Brief.
Each line of the data below containing "Primary" needs to be listed.

Dataset rows for apps and sites
※
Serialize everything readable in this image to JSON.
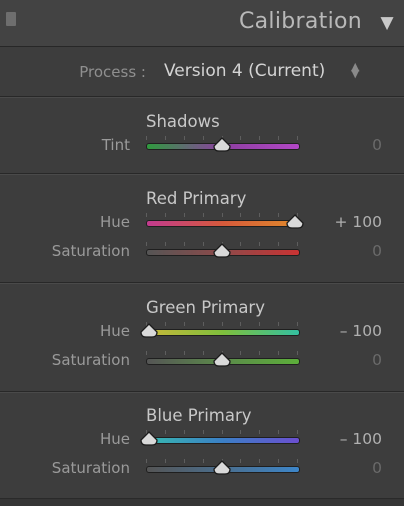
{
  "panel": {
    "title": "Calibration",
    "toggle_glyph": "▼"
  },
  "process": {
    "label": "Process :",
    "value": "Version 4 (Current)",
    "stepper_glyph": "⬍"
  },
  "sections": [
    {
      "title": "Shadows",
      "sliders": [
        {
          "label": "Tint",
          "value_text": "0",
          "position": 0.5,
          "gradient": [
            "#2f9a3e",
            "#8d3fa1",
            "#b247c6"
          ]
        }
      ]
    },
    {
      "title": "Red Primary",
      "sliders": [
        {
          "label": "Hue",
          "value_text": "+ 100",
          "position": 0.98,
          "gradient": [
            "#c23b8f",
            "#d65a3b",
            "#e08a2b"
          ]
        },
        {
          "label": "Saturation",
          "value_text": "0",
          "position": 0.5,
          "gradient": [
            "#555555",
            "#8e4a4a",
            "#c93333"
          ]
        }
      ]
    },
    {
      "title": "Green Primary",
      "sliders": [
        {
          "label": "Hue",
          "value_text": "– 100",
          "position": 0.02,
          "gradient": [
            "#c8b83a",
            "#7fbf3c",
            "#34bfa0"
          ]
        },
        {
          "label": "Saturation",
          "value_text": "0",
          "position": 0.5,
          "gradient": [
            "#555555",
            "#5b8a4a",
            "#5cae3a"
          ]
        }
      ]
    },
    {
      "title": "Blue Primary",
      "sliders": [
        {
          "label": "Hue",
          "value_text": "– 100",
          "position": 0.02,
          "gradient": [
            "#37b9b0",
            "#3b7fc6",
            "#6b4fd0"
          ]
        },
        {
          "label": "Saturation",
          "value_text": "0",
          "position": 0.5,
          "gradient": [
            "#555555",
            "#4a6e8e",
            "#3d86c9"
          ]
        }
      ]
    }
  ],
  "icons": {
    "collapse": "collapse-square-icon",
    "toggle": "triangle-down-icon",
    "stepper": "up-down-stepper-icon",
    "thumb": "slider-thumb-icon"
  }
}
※
Result of the exercise.
      "title": "Red Primary",
      "title": "Green Primary",
      "title": "Blue Primary",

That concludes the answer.